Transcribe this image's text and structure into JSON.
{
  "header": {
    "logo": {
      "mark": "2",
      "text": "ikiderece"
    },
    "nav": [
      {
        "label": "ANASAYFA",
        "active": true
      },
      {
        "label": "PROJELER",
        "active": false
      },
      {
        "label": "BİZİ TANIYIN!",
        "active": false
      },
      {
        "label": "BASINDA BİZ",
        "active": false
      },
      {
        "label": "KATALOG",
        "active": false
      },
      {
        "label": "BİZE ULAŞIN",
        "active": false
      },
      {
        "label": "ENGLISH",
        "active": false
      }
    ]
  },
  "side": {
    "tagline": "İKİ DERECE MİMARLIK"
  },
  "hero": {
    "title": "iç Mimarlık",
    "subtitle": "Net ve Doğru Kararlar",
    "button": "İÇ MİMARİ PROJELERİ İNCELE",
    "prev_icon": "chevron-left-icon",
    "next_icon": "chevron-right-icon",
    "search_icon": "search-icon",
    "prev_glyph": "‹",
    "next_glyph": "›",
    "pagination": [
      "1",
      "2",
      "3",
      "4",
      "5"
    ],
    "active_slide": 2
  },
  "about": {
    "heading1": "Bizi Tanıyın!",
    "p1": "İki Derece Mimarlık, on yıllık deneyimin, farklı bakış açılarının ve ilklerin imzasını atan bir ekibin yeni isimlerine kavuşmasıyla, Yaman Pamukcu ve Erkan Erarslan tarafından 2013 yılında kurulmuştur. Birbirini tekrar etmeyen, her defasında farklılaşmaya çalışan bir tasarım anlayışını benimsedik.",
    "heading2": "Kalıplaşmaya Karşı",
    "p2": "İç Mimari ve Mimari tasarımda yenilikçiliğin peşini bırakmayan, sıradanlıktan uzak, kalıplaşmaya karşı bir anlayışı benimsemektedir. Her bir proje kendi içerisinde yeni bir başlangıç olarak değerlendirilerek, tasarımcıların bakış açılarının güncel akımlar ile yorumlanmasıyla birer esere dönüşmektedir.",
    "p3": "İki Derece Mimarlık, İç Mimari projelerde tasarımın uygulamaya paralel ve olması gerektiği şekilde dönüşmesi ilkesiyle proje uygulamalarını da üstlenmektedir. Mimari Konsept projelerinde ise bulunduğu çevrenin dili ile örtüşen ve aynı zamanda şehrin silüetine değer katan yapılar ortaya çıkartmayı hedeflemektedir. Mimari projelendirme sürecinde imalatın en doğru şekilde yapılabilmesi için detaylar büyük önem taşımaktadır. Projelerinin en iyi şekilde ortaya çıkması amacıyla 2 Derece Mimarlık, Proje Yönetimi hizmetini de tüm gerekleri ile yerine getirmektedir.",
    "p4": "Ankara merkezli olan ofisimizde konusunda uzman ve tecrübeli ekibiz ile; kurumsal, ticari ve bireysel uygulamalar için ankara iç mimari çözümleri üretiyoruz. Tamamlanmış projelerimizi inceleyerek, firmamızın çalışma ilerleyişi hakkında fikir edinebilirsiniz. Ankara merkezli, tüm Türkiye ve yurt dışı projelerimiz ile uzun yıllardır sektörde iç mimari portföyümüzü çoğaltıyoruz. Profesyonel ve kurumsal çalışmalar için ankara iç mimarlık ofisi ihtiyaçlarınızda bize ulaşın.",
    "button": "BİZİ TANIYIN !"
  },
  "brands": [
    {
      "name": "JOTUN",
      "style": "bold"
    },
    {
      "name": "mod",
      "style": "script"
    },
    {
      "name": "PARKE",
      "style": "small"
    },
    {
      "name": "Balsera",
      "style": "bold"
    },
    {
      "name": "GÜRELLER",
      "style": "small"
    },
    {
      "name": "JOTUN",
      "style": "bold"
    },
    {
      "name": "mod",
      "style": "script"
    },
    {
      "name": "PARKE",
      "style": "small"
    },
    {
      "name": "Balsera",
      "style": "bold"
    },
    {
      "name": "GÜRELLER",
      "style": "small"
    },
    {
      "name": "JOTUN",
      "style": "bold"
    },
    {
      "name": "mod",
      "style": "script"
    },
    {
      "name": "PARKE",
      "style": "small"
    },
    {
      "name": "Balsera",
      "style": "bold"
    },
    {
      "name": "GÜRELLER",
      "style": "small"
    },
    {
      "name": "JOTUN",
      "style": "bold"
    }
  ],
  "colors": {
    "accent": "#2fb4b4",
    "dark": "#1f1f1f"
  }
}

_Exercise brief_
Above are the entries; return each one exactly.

_Task answer_
Transcribe this image's text and structure into JSON.
{
  "header": {
    "logo": {
      "mark": "2",
      "text": "ikiderece"
    },
    "nav": [
      {
        "label": "ANASAYFA",
        "active": true
      },
      {
        "label": "PROJELER",
        "active": false
      },
      {
        "label": "BİZİ TANIYIN!",
        "active": false
      },
      {
        "label": "BASINDA BİZ",
        "active": false
      },
      {
        "label": "KATALOG",
        "active": false
      },
      {
        "label": "BİZE ULAŞIN",
        "active": false
      },
      {
        "label": "ENGLISH",
        "active": false
      }
    ]
  },
  "side": {
    "tagline": "İKİ DERECE MİMARLIK"
  },
  "hero": {
    "title": "iç Mimarlık",
    "subtitle": "Net ve Doğru Kararlar",
    "button": "İÇ MİMARİ PROJELERİ İNCELE",
    "prev_icon": "chevron-left-icon",
    "next_icon": "chevron-right-icon",
    "search_icon": "search-icon",
    "prev_glyph": "‹",
    "next_glyph": "›",
    "pagination": [
      "1",
      "2",
      "3",
      "4",
      "5"
    ],
    "active_slide": 2
  },
  "about": {
    "heading1": "Bizi Tanıyın!",
    "p1": "İki Derece Mimarlık, on yıllık deneyimin, farklı bakış açılarının ve ilklerin imzasını atan bir ekibin yeni isimlerine kavuşmasıyla, Yaman Pamukcu ve Erkan Erarslan tarafından 2013 yılında kurulmuştur. Birbirini tekrar etmeyen, her defasında farklılaşmaya çalışan bir tasarım anlayışını benimsedik.",
    "heading2": "Kalıplaşmaya Karşı",
    "p2": "İç Mimari ve Mimari tasarımda yenilikçiliğin peşini bırakmayan, sıradanlıktan uzak, kalıplaşmaya karşı bir anlayışı benimsemektedir. Her bir proje kendi içerisinde yeni bir başlangıç olarak değerlendirilerek, tasarımcıların bakış açılarının güncel akımlar ile yorumlanmasıyla birer esere dönüşmektedir.",
    "p3": "İki Derece Mimarlık, İç Mimari projelerde tasarımın uygulamaya paralel ve olması gerektiği şekilde dönüşmesi ilkesiyle proje uygulamalarını da üstlenmektedir. Mimari Konsept projelerinde ise bulunduğu çevrenin dili ile örtüşen ve aynı zamanda şehrin silüetine değer katan yapılar ortaya çıkartmayı hedeflemektedir. Mimari projelendirme sürecinde imalatın en doğru şekilde yapılabilmesi için detaylar büyük önem taşımaktadır. Projelerinin en iyi şekilde ortaya çıkması amacıyla 2 Derece Mimarlık, Proje Yönetimi hizmetini de tüm gerekleri ile yerine getirmektedir.",
    "p4": "Ankara merkezli olan ofisimizde konusunda uzman ve tecrübeli ekibiz ile; kurumsal, ticari ve bireysel uygulamalar için ankara iç mimari çözümleri üretiyoruz. Tamamlanmış projelerimizi inceleyerek, firmamızın çalışma ilerleyişi hakkında fikir edinebilirsiniz. Ankara merkezli, tüm Türkiye ve yurt dışı projelerimiz ile uzun yıllardır sektörde iç mimari portföyümüzü çoğaltıyoruz. Profesyonel ve kurumsal çalışmalar için ankara iç mimarlık ofisi ihtiyaçlarınızda bize ulaşın.",
    "button": "BİZİ TANIYIN !"
  },
  "brands": [
    {
      "name": "JOTUN",
      "style": "bold"
    },
    {
      "name": "mod",
      "style": "script"
    },
    {
      "name": "PARKE",
      "style": "small"
    },
    {
      "name": "Balsera",
      "style": "bold"
    },
    {
      "name": "GÜRELLER",
      "style": "small"
    },
    {
      "name": "JOTUN",
      "style": "bold"
    },
    {
      "name": "mod",
      "style": "script"
    },
    {
      "name": "PARKE",
      "style": "small"
    },
    {
      "name": "Balsera",
      "style": "bold"
    },
    {
      "name": "GÜRELLER",
      "style": "small"
    },
    {
      "name": "JOTUN",
      "style": "bold"
    },
    {
      "name": "mod",
      "style": "script"
    },
    {
      "name": "PARKE",
      "style": "small"
    },
    {
      "name": "Balsera",
      "style": "bold"
    },
    {
      "name": "GÜRELLER",
      "style": "small"
    },
    {
      "name": "JOTUN",
      "style": "bold"
    }
  ],
  "colors": {
    "accent": "#2fb4b4",
    "dark": "#1f1f1f"
  }
}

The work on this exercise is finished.